“Once again, anglers will be forced to pay for the greed of the water interests,” said Coastside Director Marc Gorelnik. “As painful as the potential closures will be in 2016, it is senseless to impose meaningless closures in 2015 when the fall-run Chinook are expected to be plentiful.”
Public hearings to receive input on the options are scheduled for March 30 in Westport, Washington and Coos Bay, Oregon; and for March 31 in Fort Bragg, California. The Council will consult with scientists, hear public comment, and revise preliminary decisions until it chooses a final option at its meeting April 10‐16 in Rohnert Park, California.
Coastside Fishing Club is encouraging recreational anglers to organize and make their justifiable concerns known at the April Council meeting in Rohnert Park, as well as at the earlier public hearing in Ft. Bragg.
To learn more about this and to stay on top of recreational salmon season developments in California, visit the organization’s website at www.CoastsideFishingClub.com.
Detailed information about season starting dates, areas open, and catch limits for all three options are available on the Council’s website: http://www.pcouncil.org/2015/03/35838/sal-pre2-2015/
While the Sacramento River fall run Chinook returns were relatively abundant, it is crucial to understand the heavy impact that the mismanagement of Central Valley reservoirs and rivers and the Delta pumps by the state and federal governments will have on the 2016 to 2017 seasons.
"The most important thing now is to get busy making serious investments to get the wild spawners back," said Dick Pool, Secretary of the Golden Gate Salmon Association and Administrator of water4fish.org. "It's clear that in the drought we have lost the majority of the wild fish. It will be very difficult to bring these fish back."
"Fortunately, there are a number of good habitat projects that can help if we move quickly. Plus, most of the hatchery fish survived. We will now have to lean on the hatcheries to help bring back the wild stocks. One promising technology is to inject selected surplus hatchery eggs into the gravel in the wild," concluded Pool.

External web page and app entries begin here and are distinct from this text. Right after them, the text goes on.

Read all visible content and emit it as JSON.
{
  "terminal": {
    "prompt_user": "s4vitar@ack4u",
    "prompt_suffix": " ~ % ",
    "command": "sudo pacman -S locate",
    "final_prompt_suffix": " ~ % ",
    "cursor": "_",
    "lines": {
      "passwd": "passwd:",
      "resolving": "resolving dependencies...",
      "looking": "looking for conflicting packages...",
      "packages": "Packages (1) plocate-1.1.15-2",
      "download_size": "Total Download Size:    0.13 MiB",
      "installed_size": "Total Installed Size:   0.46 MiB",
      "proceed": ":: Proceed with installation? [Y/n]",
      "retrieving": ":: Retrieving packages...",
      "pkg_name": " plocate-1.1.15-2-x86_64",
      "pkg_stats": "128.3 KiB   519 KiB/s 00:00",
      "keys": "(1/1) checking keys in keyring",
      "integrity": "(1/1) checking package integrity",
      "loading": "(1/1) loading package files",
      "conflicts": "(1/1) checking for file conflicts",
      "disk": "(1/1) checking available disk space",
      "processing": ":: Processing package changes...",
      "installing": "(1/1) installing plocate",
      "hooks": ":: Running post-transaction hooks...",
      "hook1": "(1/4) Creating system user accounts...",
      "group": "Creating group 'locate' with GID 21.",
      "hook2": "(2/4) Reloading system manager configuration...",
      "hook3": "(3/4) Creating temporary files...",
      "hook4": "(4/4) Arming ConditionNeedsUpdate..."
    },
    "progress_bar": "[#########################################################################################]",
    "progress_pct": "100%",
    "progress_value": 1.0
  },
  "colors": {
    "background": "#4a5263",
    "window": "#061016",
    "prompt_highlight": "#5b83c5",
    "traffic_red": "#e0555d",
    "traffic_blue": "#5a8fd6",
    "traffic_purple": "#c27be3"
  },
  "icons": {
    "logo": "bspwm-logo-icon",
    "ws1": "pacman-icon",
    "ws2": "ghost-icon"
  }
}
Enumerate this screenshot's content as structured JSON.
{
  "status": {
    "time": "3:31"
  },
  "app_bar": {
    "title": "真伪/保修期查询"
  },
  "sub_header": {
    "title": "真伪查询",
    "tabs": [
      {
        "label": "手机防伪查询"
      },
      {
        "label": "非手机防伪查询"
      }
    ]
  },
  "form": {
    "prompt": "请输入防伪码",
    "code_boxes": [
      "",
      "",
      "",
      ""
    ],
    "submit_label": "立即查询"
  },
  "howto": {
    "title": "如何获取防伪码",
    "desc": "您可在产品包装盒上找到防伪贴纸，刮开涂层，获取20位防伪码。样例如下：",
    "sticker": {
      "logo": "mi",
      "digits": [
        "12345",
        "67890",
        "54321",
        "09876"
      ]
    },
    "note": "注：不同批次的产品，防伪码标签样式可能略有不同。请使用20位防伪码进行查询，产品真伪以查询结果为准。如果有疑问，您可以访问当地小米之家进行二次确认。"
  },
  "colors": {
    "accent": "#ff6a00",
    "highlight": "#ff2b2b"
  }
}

It is also essential to understand that the winter and spring Chinook runs, both listed under the state and federal Endangered Species Acts, declined from the previous year, due to the mismanagement of Shasta, Oroville and Folsom reservoirs by the Bureau of Reclamation and California Department of Water Resources during 2013 and 2014, record drought years.
The winter run return was only 3,015 fish, including 2,688 adults and 327 jacks. By contrast, the winter Chinook return was 117,000 in 1969.
A total of only 9,498 spring Chinook returned to the Sacramento and its tributaries. This number included 2,825 fish, including 2,163 adults and 222 jacks, from the Feather River Fish Hatchery.
The winter and spring run Chinook salmon populations, like the endangered Delta smelt, are the proverbial "canaries in the coal mine." An ecosystem where these once abundant fish species can no longer survive is an environment where human beings will be no longer be able to survive. If these species go extinct, due to abysmal management of Central Valley rivers and the San Francisco Bay Delta Estuary by the state and federal governments, people will undoubtedly be next.